Progressives close to Mr. de Blasio—and even those who feel he is not tilting left enough—want him to push state lawmakers to scrap 421-a, a significant tax break granted to developers who build multifamily housing. Depending on where in the city the housing is built, the developer is mandated to erect some affordable housing, but critics say the abatement amounts to a loophole that lines the pockets of the wealthy at the expense of everyone else. The flashpoint of 421-a, so far, has been a protest organized by several liberal organizations outside One57, a luxury housing building near Central Park, that received the tax break.
Developers argue that the abatement is a necessity as land costs skyrocket and a property tax system skewed against condominiums remains in place.

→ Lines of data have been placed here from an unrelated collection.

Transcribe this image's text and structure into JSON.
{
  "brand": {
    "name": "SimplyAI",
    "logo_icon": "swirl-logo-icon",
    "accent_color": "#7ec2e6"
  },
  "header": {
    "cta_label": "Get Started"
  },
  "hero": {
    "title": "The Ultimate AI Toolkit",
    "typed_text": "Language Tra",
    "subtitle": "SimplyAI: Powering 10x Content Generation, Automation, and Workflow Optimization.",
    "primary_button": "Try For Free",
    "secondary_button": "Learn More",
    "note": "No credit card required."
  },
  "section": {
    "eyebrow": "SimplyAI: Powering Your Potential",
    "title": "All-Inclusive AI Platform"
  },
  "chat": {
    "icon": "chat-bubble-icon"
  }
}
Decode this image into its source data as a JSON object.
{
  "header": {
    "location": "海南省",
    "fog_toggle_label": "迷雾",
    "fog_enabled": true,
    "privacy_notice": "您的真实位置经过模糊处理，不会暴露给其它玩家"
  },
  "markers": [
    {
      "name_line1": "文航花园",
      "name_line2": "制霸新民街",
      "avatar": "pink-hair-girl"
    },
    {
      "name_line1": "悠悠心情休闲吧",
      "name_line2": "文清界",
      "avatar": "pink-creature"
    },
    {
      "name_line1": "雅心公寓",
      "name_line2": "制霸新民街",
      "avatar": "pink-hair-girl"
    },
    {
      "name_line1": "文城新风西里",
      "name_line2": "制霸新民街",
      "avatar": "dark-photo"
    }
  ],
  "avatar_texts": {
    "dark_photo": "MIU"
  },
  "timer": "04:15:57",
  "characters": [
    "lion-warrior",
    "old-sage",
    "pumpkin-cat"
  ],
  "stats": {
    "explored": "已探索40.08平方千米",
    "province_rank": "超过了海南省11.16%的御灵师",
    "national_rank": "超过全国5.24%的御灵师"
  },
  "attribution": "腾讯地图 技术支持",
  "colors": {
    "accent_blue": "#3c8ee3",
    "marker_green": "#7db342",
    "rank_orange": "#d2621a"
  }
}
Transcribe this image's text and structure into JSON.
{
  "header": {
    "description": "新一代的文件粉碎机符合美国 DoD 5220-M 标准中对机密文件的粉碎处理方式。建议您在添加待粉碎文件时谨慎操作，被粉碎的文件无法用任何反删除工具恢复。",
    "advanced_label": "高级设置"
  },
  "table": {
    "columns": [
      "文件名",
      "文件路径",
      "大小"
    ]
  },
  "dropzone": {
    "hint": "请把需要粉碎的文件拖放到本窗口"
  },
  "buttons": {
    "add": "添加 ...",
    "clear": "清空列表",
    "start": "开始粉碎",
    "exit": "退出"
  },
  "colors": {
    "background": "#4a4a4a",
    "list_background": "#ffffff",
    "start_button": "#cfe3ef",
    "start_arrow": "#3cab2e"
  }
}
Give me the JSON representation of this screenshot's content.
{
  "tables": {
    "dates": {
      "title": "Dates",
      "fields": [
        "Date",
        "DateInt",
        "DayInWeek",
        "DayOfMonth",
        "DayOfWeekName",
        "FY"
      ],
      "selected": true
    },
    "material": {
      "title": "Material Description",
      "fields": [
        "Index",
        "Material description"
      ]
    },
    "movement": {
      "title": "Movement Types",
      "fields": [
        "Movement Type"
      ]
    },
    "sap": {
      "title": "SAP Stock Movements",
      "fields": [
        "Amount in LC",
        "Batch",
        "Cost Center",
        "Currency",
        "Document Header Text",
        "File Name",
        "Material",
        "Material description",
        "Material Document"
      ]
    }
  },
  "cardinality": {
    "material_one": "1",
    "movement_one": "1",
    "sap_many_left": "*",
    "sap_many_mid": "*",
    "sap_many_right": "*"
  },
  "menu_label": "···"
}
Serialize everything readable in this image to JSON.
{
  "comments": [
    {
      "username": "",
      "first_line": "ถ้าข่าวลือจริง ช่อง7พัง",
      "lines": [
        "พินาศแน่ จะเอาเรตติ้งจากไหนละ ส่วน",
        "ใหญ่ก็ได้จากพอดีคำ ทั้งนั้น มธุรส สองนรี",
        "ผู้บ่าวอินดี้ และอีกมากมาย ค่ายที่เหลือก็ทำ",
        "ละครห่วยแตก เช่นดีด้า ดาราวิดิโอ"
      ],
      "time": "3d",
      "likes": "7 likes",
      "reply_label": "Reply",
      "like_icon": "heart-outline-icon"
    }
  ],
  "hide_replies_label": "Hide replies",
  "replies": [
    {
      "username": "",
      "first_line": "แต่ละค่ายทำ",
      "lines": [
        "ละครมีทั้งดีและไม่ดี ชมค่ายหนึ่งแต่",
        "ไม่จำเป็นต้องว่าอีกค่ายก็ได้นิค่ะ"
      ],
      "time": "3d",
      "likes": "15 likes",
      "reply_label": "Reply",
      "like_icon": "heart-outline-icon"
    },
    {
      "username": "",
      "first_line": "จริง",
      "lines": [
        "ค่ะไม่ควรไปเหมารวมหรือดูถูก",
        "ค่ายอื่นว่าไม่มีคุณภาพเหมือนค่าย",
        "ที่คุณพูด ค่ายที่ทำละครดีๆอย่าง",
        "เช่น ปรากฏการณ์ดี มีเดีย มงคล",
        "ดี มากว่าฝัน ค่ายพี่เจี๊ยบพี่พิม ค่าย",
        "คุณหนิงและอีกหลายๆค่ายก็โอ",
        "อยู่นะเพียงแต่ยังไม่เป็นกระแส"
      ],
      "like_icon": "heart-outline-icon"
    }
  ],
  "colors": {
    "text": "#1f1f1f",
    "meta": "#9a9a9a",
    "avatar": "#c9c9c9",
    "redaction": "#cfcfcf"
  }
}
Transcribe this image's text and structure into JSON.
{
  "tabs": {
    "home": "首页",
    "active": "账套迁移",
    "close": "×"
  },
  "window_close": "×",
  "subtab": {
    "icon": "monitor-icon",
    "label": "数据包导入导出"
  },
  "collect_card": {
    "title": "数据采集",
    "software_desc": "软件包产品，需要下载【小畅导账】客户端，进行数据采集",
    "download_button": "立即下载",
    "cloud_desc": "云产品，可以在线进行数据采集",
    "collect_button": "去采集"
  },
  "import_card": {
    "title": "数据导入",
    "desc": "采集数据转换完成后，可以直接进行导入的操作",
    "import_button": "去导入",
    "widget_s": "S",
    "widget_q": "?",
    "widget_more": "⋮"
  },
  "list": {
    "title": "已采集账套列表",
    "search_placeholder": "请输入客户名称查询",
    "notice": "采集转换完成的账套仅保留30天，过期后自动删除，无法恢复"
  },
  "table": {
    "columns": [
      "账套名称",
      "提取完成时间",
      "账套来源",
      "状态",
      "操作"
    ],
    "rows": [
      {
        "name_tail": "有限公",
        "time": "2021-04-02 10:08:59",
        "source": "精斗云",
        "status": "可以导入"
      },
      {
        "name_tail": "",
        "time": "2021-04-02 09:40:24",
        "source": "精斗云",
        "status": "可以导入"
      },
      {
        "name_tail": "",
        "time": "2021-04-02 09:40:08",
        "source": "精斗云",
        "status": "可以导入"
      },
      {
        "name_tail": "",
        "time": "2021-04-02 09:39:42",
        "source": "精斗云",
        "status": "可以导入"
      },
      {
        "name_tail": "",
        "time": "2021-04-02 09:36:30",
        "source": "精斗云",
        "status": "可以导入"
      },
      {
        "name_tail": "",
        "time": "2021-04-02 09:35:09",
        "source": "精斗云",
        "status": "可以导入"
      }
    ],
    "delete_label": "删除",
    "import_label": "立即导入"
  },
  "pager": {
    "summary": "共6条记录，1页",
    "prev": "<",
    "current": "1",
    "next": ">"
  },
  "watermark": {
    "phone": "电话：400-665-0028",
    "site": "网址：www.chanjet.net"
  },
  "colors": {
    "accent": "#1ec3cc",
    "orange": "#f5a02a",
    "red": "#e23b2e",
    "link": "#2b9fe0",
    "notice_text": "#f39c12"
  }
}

Affordable housing, they say, would not be possible without 421-a.
Mr. de Blasio’s progressive friends—many of whom are determined to keep him from drifting to the center—argue that’s nonsense.
“I think at the end of the day, builders are going to build. People are building. I wouldn’t worry about developers crying poverty,” said Jonathan Westin, the director of New York Communities for Change, a left-leaning grassroots organization. “I think what will happen, they will make less money, which they won’t like.”
Mr. Westin and other housing advocates want, in addition to the demise of 421-a and vacancy decontrol, new housing developments to have as much as 50 percent of their units be affordable, a far cry from the 20 percent figure the de Blasio administration first proposed for its mandatory inclusionary zoning at the Astoria Cove project.
These demands, even from those like Mr. Westin who have the ear of the mayor, may run up against a hard reality—developers, on all ideological spectrums, believe they’re unworkable now and could be even more so as land throughout the city becomes more expensive.
“How is the mayor going to deal with 421-a? I think he wants to have more affordability and yet, anything he does that makes it harder to get housing off the ground, is a problem,” said one prominent real estate developer who requested anonymity. “The mayor’s picked an awful time to be ambitious. Land costs are incredibly high. Construction costs are incredibly high.”
The de Blasio administration has targeted East New York, one of the poorest but land-rich neighborhoods in the city, and the Jerome Avenue corridor in the Bronx, for a sweeping rezoning that they hope will result in the kind of housing needed to offset skyrocketing rents which rose faster than inflation over the last three years. Land prices are also soaring and Mr. de Blasio, perversely, won’t have his predecessor’s advantage–building during recessions when developers could gobble up relatively cheap land.
The demand for subsidies like 421-a and other concessions to the real estate community may be too great to ignore—even for an unabashedly progressive mayor.
“I think that the de Blasio administration worked very hard during the first year to establish good working relationship with the real estate community,” said Kathyrn Wylde, the president of the Partnership for New York City, a nonprofit representing the city’s top business leaders.
Ms. Wylde said she had seen much more outreach to everyone else in the mayor’s second year. She added, “I think that the relationship with real estate is really strong but his relationship with the rest of the community is a work in progress.”
A version of this story appeared in the March 16 print edition of the New York Observer.